• _DATA SHOWN_:
::::::::::

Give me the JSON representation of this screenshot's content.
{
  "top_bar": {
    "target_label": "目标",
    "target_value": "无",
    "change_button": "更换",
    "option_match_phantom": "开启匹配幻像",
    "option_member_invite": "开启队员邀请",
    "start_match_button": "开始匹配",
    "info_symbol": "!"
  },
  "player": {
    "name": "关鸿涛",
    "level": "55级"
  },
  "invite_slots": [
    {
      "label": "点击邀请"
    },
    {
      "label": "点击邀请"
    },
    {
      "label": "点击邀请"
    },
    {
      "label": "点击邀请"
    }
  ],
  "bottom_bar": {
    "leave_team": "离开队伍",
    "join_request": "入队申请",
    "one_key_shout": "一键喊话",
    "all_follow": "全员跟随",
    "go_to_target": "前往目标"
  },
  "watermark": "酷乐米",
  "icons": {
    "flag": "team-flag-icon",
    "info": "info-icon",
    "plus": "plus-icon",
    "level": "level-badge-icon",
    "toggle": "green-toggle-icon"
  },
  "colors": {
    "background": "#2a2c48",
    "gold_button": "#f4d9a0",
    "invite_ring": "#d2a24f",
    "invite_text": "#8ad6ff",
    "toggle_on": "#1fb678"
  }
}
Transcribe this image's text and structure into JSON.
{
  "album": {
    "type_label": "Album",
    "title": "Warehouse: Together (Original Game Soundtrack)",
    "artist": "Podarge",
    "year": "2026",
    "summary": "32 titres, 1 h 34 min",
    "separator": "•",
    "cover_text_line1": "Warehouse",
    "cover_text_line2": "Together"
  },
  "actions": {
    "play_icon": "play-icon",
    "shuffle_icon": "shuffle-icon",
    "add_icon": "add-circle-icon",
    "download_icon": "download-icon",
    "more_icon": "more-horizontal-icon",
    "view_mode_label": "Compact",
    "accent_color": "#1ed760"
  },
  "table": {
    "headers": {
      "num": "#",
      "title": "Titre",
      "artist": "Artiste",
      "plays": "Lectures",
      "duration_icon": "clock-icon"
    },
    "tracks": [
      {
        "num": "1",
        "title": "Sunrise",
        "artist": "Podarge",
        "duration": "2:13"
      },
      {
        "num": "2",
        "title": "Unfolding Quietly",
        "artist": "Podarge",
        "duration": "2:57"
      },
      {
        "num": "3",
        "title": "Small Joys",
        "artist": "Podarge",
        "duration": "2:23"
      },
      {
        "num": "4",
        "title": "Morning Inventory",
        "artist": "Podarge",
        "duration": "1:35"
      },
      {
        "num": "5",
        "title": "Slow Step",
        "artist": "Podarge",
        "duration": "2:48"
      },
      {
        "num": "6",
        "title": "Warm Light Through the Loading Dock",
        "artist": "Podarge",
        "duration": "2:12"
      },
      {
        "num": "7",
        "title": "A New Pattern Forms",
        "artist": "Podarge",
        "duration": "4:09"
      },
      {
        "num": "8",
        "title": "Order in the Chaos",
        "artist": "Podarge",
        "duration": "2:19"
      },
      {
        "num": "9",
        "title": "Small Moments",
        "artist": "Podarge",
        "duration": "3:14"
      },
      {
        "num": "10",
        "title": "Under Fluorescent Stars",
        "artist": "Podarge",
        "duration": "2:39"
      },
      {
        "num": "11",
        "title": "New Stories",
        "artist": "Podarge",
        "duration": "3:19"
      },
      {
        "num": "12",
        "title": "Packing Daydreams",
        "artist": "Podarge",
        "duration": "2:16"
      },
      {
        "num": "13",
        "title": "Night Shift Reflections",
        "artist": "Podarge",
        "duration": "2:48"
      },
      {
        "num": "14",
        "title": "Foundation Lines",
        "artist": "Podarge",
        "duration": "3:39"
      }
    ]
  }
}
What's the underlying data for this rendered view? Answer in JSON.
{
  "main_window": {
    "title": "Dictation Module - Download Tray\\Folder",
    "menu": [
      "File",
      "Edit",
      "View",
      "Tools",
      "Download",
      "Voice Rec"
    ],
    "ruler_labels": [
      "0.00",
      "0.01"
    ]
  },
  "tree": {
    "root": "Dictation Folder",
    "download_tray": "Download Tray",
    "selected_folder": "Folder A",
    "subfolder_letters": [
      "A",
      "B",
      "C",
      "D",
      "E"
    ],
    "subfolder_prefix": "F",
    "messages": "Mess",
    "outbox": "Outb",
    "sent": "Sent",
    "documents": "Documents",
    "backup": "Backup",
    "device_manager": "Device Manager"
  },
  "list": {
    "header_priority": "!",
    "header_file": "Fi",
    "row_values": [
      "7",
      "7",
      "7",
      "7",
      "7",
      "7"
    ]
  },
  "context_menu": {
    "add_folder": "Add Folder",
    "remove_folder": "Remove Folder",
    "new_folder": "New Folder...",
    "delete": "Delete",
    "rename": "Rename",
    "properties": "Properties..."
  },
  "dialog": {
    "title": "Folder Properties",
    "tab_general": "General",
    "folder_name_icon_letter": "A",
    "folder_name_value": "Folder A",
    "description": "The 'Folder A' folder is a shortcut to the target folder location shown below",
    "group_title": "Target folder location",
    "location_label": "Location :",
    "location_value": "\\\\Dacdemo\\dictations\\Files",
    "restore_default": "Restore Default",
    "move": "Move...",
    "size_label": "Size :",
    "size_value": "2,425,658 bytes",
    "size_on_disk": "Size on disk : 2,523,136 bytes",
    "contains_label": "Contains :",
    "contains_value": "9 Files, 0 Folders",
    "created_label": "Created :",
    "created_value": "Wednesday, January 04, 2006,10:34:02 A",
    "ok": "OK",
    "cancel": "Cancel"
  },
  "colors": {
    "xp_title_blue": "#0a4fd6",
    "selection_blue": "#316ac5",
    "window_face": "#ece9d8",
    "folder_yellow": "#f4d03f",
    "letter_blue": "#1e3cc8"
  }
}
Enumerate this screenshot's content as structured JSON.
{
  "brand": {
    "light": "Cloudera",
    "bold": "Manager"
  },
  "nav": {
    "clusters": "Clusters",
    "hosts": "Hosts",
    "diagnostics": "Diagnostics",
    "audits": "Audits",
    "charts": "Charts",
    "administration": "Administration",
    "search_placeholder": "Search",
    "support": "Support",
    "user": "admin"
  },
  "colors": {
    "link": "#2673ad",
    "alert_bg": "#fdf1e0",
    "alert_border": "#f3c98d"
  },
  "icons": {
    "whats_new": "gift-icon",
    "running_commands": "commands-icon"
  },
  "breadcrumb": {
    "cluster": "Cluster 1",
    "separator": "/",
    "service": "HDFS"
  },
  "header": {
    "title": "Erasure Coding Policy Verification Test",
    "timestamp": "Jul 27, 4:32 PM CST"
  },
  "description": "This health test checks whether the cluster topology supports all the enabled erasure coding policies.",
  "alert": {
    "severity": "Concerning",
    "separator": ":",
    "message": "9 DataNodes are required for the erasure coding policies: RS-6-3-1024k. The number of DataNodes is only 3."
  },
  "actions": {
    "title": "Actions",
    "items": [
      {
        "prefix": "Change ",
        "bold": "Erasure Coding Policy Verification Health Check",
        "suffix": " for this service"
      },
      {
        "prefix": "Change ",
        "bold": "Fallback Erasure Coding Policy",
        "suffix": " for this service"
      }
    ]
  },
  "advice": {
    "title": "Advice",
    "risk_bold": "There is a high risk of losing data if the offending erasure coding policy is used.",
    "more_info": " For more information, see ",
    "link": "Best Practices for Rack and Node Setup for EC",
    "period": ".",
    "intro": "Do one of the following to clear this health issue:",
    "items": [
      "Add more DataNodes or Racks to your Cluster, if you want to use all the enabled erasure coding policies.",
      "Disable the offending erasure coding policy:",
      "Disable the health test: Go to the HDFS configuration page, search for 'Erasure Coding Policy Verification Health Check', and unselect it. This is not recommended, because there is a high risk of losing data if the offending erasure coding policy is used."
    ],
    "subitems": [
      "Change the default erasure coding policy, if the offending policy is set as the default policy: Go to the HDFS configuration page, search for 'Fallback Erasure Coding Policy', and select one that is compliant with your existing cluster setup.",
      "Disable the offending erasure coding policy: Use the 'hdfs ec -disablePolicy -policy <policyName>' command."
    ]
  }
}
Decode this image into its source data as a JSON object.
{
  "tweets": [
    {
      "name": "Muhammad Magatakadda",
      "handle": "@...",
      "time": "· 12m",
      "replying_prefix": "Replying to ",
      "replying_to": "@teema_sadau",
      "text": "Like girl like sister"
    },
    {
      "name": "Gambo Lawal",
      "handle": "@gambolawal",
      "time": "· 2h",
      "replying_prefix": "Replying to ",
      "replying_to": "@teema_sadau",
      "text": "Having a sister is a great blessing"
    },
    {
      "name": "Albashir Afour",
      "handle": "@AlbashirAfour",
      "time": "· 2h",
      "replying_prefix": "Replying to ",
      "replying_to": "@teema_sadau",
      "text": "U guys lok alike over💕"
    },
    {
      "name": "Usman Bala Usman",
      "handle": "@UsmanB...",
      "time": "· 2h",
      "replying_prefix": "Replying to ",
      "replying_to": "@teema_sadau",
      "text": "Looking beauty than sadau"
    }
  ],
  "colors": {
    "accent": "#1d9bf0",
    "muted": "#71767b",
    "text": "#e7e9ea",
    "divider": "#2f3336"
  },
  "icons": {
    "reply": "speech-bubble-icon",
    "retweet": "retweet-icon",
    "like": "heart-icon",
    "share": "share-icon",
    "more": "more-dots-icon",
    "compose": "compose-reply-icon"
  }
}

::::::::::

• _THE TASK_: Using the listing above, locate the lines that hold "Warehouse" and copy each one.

• _RESULT OF THE TASK_:
    "title": "Warehouse: Together (Original Game Soundtrack)",
    "cover_text_line1": "Warehouse",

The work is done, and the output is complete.